which spoofs Edvard Munch’s “The Scream,” by replacing the
panicked person in the foreground with the cartoon character Tweety.
I also re-discovered some Southwestern style paintings on bark that
my parents gave me a number of years ago and that I never got around
to framing. I was also reminded that I have a Leonardo Nierman
painting that my parents once owned, which I appropriated while they
were getting rid of stuff for one of their moves.

I have several
boxes that have dishes and pots and pans from when I lived by myself.
I don’t know when I will use them again, but it doesn’t make sense
for me to just get rid of them. A lot of the cookware is good
quality stainless steel cookware I inherited from my grandparents.

I also discovered
a Swatch watch that my aunt and uncle had been given to me as a high
school graduation present. It was a pretty popular style then—it
had a normal clock face but had a dot in the middle with the numbers
13 through 24 marking military time. It was made of cheap plastic, but that watch lasted fifteen
years—all the way through college, the Global Walk, several
apartments, several relationships, and several jobs. When it broke
down for the last time, I guess I couldn’t throw it away because it
was an artifact from a remarkable time in my life. But I had no
problem throwing it away this time.

A lot of other
things were thrown away, too. I filled two trash bags and I have a
huge box of stuff I intend to take to Goodwill.
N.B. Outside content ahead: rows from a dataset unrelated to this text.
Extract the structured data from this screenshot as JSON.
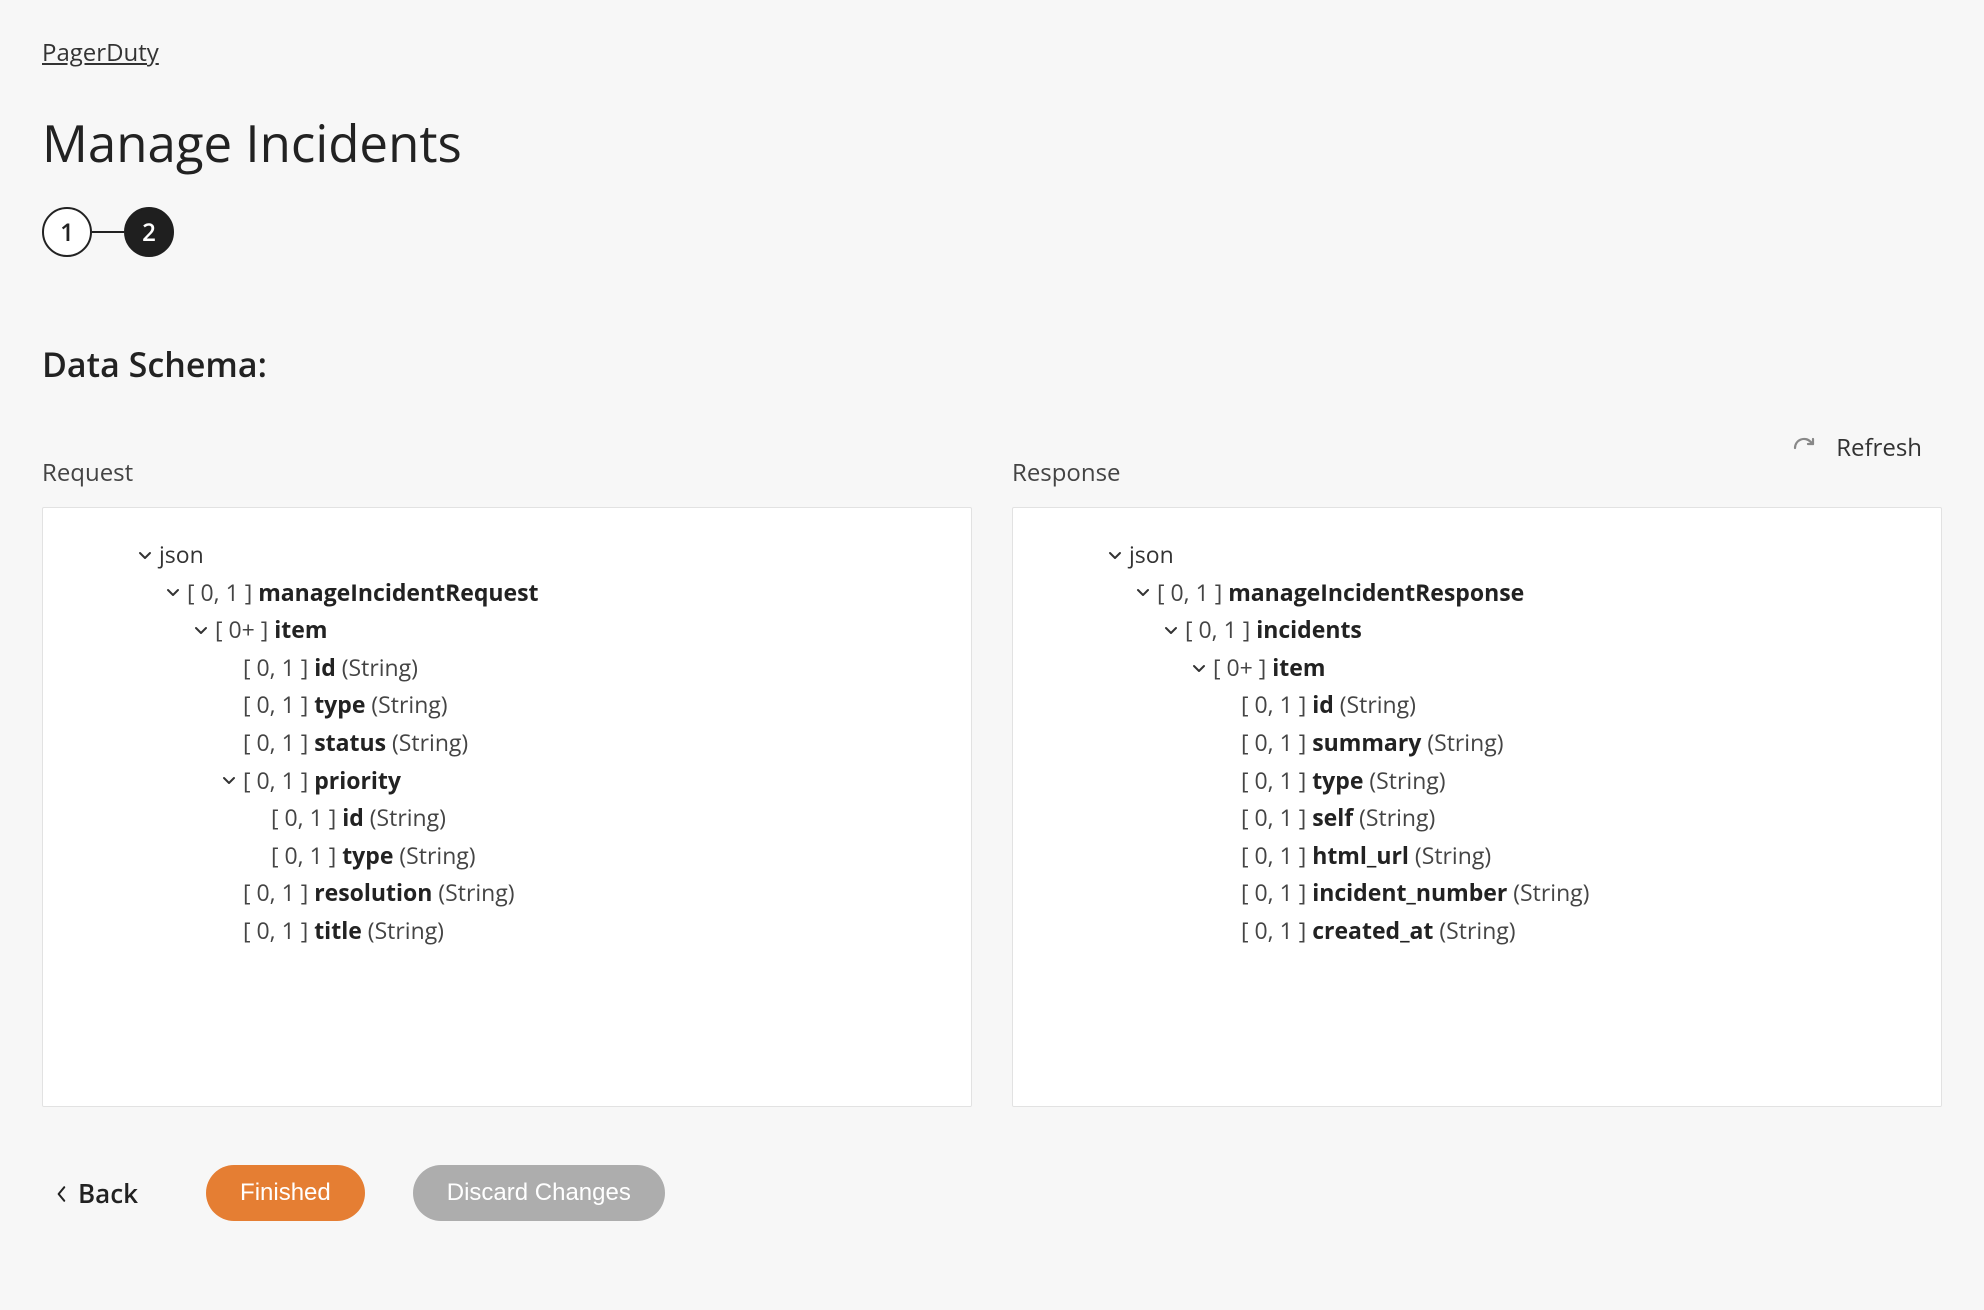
{
  "breadcrumb": "PagerDuty",
  "page_title": "Manage Incidents",
  "steps": [
    "1",
    "2"
  ],
  "active_step_index": 1,
  "section_title": "Data Schema:",
  "refresh_label": "Refresh",
  "columns": {
    "request": {
      "header": "Request",
      "tree": [
        {
          "indent": 0,
          "expandable": true,
          "label": "json"
        },
        {
          "indent": 1,
          "expandable": true,
          "card": "[ 0, 1 ]",
          "name": "manageIncidentRequest"
        },
        {
          "indent": 2,
          "expandable": true,
          "card": "[ 0+ ]",
          "name": "item"
        },
        {
          "indent": 3,
          "expandable": false,
          "card": "[ 0, 1 ]",
          "name": "id",
          "type": "(String)"
        },
        {
          "indent": 3,
          "expandable": false,
          "card": "[ 0, 1 ]",
          "name": "type",
          "type": "(String)"
        },
        {
          "indent": 3,
          "expandable": false,
          "card": "[ 0, 1 ]",
          "name": "status",
          "type": "(String)"
        },
        {
          "indent": 3,
          "expandable": true,
          "card": "[ 0, 1 ]",
          "name": "priority"
        },
        {
          "indent": 4,
          "expandable": false,
          "card": "[ 0, 1 ]",
          "name": "id",
          "type": "(String)"
        },
        {
          "indent": 4,
          "expandable": false,
          "card": "[ 0, 1 ]",
          "name": "type",
          "type": "(String)"
        },
        {
          "indent": 3,
          "expandable": false,
          "card": "[ 0, 1 ]",
          "name": "resolution",
          "type": "(String)"
        },
        {
          "indent": 3,
          "expandable": false,
          "card": "[ 0, 1 ]",
          "name": "title",
          "type": "(String)"
        }
      ]
    },
    "response": {
      "header": "Response",
      "tree": [
        {
          "indent": 0,
          "expandable": true,
          "label": "json"
        },
        {
          "indent": 1,
          "expandable": true,
          "card": "[ 0, 1 ]",
          "name": "manageIncidentResponse"
        },
        {
          "indent": 2,
          "expandable": true,
          "card": "[ 0, 1 ]",
          "name": "incidents"
        },
        {
          "indent": 3,
          "expandable": true,
          "card": "[ 0+ ]",
          "name": "item"
        },
        {
          "indent": 4,
          "expandable": false,
          "card": "[ 0, 1 ]",
          "name": "id",
          "type": "(String)"
        },
        {
          "indent": 4,
          "expandable": false,
          "card": "[ 0, 1 ]",
          "name": "summary",
          "type": "(String)"
        },
        {
          "indent": 4,
          "expandable": false,
          "card": "[ 0, 1 ]",
          "name": "type",
          "type": "(String)"
        },
        {
          "indent": 4,
          "expandable": false,
          "card": "[ 0, 1 ]",
          "name": "self",
          "type": "(String)"
        },
        {
          "indent": 4,
          "expandable": false,
          "card": "[ 0, 1 ]",
          "name": "html_url",
          "type": "(String)"
        },
        {
          "indent": 4,
          "expandable": false,
          "card": "[ 0, 1 ]",
          "name": "incident_number",
          "type": "(String)"
        },
        {
          "indent": 4,
          "expandable": false,
          "card": "[ 0, 1 ]",
          "name": "created_at",
          "type": "(String)"
        }
      ]
    }
  },
  "footer": {
    "back": "Back",
    "finished": "Finished",
    "discard": "Discard Changes"
  }
}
Nevertheless, it
was fascinating to look at those artifacts from a previous life. I
have changed so much since moving to Madison. I am still changing…

time capsule 1973

14 Kamal 165 B.E. (Baha’i Calendar)

Soundtrack in my head: Blame,
“Visions of Mars”

Today,
a couple of young women stopped by our co-op house. One of them
explained that her mother lived here in this co-op in 1973, and that
her parents met here. They wondered if they could have a tour of the
co-op and be allowed to take a few pictures.

I’m
always happy to oblige. We don’t get many visitors from our past.
I’ve met many people who have lived here this decade and some who
lived here in the 90’s. But hardly anyone before that. I’ve never
met anyone who lived here in the 1980’s, but I have met two people
who lived here in the 1970’s. From them, I learned a little bit
about the layout of the co-op in its early days. I learned that a
bedroom I inhabited until last year was once a
kitchenette. That would explain why some of the walls in that room
looked so new.

I
took the women up to the third floor where they said their mother
used to live. I showed them the bedroom that was once the
kitchenette. What was once her mother’s bedroom is now a guest
room—it’s so small we really can’t rent it out. The woman snapped
pictures throughout. I told the woman that her mother was welcome to
contact us at any time.

We
had another visitor from 1973 who came by earlier this year—an
older man now in his fifties. He was visibly impressed with the
cleanliness and upkeep of the house. In this co-op’s early years,
this house was owned by a landlord even though it operated as a
co-op. According to this gentleman, this house was much more
crowded. There were more doubling up in rooms, and the house in
general was not as well maintained as it is now. The gentleman was
amazed to see a modern fire alarm system here.

It
blows my mind to think of all the people that have been through here,who have walked through our hallways, cooked in our kitchen, ate in our
dining room, had house meetings in our living room. Hundreds of
people have lived in this co-op over the years, and I know of only a
tiny number of them.

Down
in the basement there is a graffiti wall. Most of the postings are
anonymous and undated—the oldest dated posting is from 1980. Some
very intelligent graffiti, too—very philosophical and often
spiritual in nature. The oldest postings look as new as the newest
postings, as if all of the people posting over the last thirty years
were all in the room right now, gathered as one group.

I
feel proud to have been part of the continuum of souls that have
inhabited this house. So many people have come and go, and there
will come a time when I, too must move on to new things…